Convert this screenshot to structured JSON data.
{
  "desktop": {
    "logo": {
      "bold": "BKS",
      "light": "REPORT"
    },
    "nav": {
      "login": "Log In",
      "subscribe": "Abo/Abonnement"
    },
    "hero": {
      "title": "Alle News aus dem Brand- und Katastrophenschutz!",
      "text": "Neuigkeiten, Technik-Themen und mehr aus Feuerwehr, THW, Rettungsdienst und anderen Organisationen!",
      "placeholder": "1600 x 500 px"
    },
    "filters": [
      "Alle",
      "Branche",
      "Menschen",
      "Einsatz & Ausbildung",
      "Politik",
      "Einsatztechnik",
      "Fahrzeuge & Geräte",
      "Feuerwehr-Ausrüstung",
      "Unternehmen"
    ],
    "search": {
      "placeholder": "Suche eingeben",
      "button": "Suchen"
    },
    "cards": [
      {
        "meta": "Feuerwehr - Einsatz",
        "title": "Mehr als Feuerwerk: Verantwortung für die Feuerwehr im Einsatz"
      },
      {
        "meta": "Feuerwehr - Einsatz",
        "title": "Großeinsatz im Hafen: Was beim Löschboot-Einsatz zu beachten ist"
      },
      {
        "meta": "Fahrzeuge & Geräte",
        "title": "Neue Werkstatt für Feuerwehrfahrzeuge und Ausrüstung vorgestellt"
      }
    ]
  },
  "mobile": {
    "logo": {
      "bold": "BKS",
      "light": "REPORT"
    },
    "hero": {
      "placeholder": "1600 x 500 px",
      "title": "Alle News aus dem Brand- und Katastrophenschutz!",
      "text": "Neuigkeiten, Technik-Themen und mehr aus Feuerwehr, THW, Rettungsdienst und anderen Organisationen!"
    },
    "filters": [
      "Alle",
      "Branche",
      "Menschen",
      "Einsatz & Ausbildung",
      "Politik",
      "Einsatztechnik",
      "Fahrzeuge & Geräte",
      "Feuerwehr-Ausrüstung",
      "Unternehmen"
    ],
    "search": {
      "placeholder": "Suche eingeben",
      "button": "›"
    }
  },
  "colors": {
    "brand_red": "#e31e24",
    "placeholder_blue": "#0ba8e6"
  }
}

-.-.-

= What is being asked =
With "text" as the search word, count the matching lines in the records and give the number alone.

= Answer to this problem =
2